The ingredients are as promising as the show’s base material. Alan Cumming could surely be described as another of Scotland’s national treasures, and Burn sees him collaborate with choreographer and theatrical magician, Steven Hoggett. The show crashes onto the stage amidst torrential rain, a fierce flash of lightning and a thunderous soundtrack from Anna Meredith. Cumming slinks into the spotlight, mischief in his eyes and proceeds to escort us through Burns’ life, beginning on a farm, scribbling his way through school, making his way as a poet, a lover, a father and – maybe the greatest revelation – a man with mental health issues that continue to persecute him throughout his life.

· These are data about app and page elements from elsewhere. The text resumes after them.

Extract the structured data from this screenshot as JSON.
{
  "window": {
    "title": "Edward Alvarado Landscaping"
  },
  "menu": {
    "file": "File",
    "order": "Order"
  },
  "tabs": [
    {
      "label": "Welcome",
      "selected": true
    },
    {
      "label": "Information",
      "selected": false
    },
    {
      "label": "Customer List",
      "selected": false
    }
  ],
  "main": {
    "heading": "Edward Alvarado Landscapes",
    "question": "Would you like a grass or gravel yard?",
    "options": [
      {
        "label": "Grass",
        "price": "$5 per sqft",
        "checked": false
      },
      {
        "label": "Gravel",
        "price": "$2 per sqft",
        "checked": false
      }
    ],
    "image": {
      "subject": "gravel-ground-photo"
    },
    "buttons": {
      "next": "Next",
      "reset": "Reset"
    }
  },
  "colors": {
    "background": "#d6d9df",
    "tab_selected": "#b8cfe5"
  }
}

Billing itself as dance-theatre, the story is told through a combination of Burns’ own words, movement, video and sparingly elegant set design (Ana Inés Jabares Pita), woven into a largely coherent narrative. Cumming is a charismatic performer, infectiously enthusiastic about life’s fleshier pleasures but he’s at his most captivating in the moments of stillness when  speaking passages from Burns’ letters. He captures Burns’ insecurities and torment with a searing honesty that is occasionally  upstaged by the barrage of visual effects.

The production’s design is certainly stunning, closer in feel to a pop video than a traditional celebration of an  18th century wordsmith. Tim Lutkin‘s lights are strident and purposeful, especially when coupled with the barrage of imagery, text, animation and videography (Andrzej Goulding). While the visual effects are impressive, thanks in no small part to local magician Kevin Quantum, and the whole package makes for a spectacular show, the story ultimately suffers as the spectacle threatens to upstage the performer.

That said, there’s a moment at the end of the show that foists Cumming firmly back into the spotlight. It features maybe Burns’ best known poem and packs all the bells and whistles. We are invited to salute audacity, the stunning King’s Theatre and being together after two years of not – as well as never forgotten friends. That, in itself, is tingly beautiful theatrical magic.